Web page and app entries
——

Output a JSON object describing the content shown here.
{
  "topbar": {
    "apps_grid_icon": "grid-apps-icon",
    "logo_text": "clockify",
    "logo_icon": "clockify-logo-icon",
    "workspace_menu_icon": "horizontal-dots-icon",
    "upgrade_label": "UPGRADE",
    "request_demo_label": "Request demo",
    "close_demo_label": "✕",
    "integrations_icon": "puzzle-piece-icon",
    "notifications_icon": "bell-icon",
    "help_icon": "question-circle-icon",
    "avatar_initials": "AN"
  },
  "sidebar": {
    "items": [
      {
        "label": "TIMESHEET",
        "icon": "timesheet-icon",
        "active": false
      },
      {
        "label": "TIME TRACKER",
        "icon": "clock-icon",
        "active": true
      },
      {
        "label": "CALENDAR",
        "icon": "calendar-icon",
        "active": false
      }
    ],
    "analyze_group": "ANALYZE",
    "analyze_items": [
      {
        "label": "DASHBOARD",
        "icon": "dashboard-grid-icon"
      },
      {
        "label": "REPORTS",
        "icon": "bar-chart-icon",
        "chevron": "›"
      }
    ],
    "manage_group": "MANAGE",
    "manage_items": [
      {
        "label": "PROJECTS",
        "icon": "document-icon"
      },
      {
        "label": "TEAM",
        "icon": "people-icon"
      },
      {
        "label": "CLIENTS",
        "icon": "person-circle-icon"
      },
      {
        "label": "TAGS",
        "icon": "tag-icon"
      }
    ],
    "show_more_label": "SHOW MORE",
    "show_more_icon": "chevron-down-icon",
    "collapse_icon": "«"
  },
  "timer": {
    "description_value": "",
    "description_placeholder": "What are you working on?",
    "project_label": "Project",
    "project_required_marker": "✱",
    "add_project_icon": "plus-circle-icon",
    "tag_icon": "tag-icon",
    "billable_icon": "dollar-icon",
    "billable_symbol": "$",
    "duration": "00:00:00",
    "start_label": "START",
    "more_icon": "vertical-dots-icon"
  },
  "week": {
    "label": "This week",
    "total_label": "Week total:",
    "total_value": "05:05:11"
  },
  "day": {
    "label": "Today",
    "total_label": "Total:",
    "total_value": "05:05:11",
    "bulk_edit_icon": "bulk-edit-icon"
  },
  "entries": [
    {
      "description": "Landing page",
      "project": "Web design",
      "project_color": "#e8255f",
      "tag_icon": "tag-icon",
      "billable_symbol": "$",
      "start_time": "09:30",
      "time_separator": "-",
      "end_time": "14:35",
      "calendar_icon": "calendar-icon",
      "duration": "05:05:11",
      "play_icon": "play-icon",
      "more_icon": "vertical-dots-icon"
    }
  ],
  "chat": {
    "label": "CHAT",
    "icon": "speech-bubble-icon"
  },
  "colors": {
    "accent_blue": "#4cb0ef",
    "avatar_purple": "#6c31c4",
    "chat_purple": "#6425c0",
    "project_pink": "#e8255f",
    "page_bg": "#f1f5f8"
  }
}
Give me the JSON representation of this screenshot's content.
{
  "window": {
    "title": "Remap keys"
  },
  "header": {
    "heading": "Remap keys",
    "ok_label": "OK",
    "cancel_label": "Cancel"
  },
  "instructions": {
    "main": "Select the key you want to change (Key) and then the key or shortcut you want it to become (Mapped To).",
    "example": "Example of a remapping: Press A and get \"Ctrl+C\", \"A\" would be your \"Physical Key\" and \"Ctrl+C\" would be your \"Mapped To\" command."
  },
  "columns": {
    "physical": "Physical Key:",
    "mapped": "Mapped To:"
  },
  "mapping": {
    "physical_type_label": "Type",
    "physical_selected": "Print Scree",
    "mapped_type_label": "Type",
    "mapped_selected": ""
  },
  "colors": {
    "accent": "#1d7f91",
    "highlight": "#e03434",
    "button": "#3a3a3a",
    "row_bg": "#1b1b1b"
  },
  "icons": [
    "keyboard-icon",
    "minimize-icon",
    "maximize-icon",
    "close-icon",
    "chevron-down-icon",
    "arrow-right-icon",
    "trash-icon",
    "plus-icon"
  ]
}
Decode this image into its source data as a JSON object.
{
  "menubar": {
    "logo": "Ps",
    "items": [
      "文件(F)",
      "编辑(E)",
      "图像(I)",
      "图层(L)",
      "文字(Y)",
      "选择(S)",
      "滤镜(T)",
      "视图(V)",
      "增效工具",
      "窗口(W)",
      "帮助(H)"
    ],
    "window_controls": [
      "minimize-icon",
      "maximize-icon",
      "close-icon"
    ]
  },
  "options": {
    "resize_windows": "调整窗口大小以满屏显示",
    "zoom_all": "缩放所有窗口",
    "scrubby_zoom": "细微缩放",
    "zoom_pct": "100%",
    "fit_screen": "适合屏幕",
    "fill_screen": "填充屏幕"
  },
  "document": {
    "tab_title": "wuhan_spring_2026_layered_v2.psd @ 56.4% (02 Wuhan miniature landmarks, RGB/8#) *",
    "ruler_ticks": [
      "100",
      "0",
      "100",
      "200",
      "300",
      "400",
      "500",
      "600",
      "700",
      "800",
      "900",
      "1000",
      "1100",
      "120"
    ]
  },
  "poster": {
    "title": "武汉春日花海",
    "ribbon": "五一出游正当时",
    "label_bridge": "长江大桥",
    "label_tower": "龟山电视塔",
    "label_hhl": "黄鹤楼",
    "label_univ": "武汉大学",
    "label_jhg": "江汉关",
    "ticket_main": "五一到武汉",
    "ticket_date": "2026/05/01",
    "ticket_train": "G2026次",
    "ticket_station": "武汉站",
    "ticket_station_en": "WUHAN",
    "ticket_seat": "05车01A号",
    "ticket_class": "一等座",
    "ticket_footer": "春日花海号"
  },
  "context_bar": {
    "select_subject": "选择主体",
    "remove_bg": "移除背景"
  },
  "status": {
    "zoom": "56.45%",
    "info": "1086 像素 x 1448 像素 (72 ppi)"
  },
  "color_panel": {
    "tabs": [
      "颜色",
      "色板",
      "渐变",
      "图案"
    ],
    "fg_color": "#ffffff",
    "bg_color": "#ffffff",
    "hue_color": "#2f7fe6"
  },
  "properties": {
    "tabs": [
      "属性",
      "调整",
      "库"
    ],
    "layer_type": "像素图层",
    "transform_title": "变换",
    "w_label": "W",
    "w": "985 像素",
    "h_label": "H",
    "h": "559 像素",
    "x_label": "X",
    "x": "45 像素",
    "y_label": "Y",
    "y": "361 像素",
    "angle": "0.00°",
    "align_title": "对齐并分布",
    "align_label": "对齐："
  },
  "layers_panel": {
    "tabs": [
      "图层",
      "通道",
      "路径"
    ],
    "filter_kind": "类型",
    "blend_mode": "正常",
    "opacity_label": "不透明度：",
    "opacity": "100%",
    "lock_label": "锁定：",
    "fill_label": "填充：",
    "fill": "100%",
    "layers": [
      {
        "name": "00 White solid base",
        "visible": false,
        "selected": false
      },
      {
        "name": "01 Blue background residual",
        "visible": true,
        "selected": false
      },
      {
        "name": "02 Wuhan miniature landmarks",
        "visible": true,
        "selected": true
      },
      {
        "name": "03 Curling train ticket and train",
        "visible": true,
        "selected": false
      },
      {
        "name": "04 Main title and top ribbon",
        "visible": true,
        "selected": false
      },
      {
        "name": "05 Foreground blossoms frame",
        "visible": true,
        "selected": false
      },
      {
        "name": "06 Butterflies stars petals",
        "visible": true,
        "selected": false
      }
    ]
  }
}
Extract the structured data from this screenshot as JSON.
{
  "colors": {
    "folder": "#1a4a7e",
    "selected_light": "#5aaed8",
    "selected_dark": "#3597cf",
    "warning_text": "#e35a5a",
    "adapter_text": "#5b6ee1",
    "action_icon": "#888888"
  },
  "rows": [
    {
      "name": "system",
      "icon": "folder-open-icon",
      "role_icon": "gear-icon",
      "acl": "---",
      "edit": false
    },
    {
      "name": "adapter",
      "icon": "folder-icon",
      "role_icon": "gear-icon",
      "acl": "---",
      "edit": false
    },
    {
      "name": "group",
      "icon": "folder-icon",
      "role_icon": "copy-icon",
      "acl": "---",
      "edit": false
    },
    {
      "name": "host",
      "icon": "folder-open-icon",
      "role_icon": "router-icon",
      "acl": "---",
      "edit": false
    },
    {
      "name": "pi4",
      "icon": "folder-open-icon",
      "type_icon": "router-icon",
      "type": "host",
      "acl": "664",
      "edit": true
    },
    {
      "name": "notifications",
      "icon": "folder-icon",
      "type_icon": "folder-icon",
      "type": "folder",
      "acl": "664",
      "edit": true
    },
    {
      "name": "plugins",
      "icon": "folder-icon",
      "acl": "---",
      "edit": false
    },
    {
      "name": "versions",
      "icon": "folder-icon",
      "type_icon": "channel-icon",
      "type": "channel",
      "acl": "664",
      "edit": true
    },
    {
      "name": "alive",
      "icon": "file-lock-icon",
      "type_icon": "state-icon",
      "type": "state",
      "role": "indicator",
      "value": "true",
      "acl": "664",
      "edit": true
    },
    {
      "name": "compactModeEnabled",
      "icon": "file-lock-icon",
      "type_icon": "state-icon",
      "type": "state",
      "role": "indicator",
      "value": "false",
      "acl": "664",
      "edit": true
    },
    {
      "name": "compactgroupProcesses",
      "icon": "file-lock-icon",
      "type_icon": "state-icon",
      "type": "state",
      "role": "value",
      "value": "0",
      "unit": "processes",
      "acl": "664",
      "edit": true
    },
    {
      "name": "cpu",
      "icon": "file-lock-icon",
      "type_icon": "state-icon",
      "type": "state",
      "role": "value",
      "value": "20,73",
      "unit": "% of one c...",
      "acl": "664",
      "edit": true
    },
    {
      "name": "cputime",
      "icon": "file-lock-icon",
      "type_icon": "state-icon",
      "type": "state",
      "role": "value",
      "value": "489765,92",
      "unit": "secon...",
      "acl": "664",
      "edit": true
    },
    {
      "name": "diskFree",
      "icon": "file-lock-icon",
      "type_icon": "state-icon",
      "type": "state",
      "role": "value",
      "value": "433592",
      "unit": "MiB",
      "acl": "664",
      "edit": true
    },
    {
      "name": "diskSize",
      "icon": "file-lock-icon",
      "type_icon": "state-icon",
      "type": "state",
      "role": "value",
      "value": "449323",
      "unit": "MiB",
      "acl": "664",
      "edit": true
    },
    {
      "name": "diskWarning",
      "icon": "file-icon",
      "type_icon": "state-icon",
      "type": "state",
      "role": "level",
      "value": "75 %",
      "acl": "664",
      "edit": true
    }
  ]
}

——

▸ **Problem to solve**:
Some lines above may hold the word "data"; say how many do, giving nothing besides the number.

▸ **Answer for the task**:
2